However, there is no way that you can prepare for everything. If situations have changed significantly, you could be able to modify certain aspects of your custody and support agreements.
Following the process
Similar to establishing the contract in the first place, modifying an agreement is a bilateral process. It is also a formal one — it is generally not advisable to attempt to resolve these matters individually or informally with your ex.
For example, you might find that, after losing a job, meeting your child support requirements places undue financial burden on you. Even if your ex is sympathetic to your plight, it is probably wise to follow all of the official steps when reducing payments.
Choosing the right path
Your divorce agreement brings together a wide range of concerns. Depending on which of these you need to change, you might have a different strategy. Sometimes, multiple approaches work — but some are more efficient than others.
Knowing when to revisit the plan
After a year or two, the details of your divorce will probably start to fade. This can lead you to forget certain long-term obligations you might have under the agreement. Major life changes often indicate the need to take another look at your documents. A child entering school, a move out of state or another marriage are all possible examples.

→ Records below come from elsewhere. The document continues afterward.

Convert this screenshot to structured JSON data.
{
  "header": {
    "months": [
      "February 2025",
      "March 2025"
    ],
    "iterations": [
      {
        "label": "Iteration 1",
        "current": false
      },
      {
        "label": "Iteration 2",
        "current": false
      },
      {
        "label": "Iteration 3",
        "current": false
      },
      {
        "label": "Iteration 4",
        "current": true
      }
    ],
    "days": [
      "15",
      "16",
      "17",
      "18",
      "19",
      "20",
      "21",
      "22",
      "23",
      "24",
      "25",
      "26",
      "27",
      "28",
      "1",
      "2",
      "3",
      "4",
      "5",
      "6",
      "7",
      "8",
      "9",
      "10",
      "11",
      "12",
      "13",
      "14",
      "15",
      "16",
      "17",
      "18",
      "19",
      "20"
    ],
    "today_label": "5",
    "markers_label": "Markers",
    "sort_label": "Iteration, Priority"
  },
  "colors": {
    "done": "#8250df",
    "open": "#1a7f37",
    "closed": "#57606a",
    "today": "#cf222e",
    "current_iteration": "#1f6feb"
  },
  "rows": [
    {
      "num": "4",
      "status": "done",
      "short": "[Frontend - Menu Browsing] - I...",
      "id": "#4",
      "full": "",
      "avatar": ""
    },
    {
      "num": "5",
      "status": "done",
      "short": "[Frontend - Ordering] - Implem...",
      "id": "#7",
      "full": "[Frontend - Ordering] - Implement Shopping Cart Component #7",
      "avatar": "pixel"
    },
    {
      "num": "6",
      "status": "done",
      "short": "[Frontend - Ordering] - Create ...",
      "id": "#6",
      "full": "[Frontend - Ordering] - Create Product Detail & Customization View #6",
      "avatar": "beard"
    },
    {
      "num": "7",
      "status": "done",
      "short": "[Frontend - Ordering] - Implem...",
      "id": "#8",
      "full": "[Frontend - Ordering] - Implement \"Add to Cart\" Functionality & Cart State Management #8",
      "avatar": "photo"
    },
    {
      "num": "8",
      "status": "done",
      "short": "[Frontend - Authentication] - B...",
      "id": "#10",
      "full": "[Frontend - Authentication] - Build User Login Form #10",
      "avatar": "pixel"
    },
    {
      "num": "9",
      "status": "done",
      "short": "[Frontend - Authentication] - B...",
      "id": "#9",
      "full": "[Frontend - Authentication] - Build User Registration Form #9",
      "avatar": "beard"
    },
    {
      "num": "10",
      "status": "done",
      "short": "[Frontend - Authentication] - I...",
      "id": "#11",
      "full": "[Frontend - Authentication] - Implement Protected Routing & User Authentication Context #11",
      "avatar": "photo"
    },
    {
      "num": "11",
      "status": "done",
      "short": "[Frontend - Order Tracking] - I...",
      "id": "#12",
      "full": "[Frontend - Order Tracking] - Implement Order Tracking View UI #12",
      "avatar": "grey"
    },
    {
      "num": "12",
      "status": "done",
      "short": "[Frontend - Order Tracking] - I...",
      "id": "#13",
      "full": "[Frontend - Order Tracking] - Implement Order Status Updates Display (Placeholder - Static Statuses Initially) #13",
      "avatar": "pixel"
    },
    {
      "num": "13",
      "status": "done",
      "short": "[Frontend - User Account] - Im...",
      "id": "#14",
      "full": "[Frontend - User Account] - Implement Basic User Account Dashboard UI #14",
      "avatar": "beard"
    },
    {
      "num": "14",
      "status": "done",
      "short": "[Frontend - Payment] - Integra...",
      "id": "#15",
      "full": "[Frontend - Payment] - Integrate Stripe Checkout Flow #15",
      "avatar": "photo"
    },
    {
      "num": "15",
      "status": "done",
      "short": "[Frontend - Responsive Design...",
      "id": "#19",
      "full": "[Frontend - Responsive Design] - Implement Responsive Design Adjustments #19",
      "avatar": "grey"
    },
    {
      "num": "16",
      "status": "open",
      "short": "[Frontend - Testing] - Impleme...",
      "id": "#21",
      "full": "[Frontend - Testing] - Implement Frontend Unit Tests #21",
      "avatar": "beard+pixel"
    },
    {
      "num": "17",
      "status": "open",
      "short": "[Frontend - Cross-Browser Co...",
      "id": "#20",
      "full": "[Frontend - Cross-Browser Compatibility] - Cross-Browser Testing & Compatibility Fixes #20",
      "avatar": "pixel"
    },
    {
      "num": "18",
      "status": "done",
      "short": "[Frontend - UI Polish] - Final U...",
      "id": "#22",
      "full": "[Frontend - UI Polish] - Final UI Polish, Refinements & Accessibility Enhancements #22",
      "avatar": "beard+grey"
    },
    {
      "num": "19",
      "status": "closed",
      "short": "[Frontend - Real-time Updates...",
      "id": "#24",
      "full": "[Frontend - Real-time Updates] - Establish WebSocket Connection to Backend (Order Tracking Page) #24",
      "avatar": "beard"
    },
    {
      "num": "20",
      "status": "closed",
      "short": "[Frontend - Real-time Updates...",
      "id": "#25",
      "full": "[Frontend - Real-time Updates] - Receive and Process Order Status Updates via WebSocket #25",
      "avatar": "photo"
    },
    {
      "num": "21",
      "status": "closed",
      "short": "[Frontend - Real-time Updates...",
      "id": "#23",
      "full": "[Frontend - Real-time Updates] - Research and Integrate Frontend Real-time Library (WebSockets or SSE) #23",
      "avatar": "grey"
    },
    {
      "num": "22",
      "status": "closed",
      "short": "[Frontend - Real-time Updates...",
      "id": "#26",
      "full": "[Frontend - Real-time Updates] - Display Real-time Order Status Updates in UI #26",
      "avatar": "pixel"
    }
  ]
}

The fact is that these divorce modifications are relatively uncommon. You could also face complications during the process. In short: Situations do change, but most attorneys help their clients design plans that are flexible enough to withstand a good level of uncertainty.